Are you to blame for the failure of your partners to cross-sell you to their client contacts? Not necessarily, but you could be part of the problem. Clients select lawyers they know, like and trust. Referral sources, including your partners, send you clients for the same reason. Since they know, like and trust you, they transfer those qualities by recommending you.
Maybe your partner doesn’t know enough about you or your practice, especially in a large firm. And, there may be selfish reasons he is protecting the relationship with the client.

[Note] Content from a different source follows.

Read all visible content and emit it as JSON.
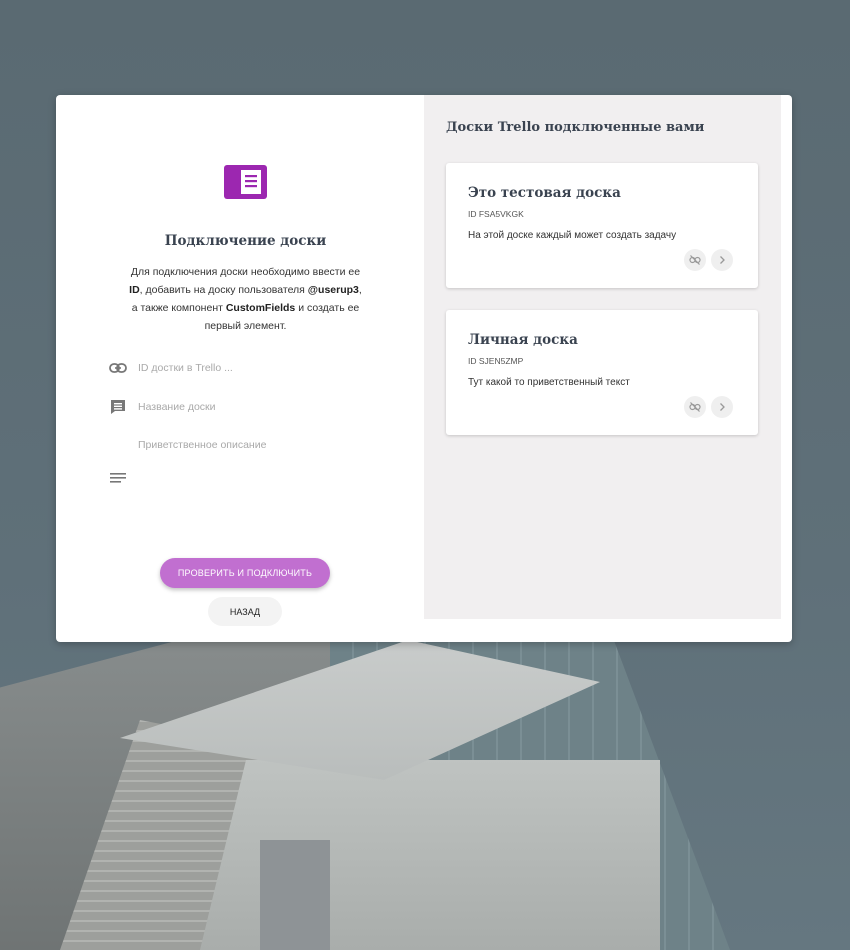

In my 30 years in this business, I can assure you that a “bit” of that goes on. So, you must work on enhancing your relationships with your partners, and making sure she knows enough about your practice and is comfortable that you won’t displace/hurt her client relationship.
According to Mike O’Horo, in a recent article on Attorney at Work, “cross-selling problems are self-created.” He argues, among other points, that lawyers focus on the product they’re trying to sell versus whether the client has a need for such services. The important point is that any attempt to cross sell should be client-centric (i.e., benefit the client), rather than product-centric (i.e., what service can benefit me and the firm). The client must understand that they have a need for such additional services and agree that your firm, rather than another, is the best choice for them.
Cross-selling can often fail based on a client’s unfavorable reaction to the idea. They may prefer to spread the work around, or they are not convinced the cross-sellee is the right lawyer for the job. For cross-selling to work, the client must recognize the need for the services, and have faith that the cross-sellor has confidence that the cross-sellee will do a good job.
So, it may not be entirely your fault that your partners don’t cross-sell your services, but, if you don’t grow those internal relationships, you may never find out why they don’t.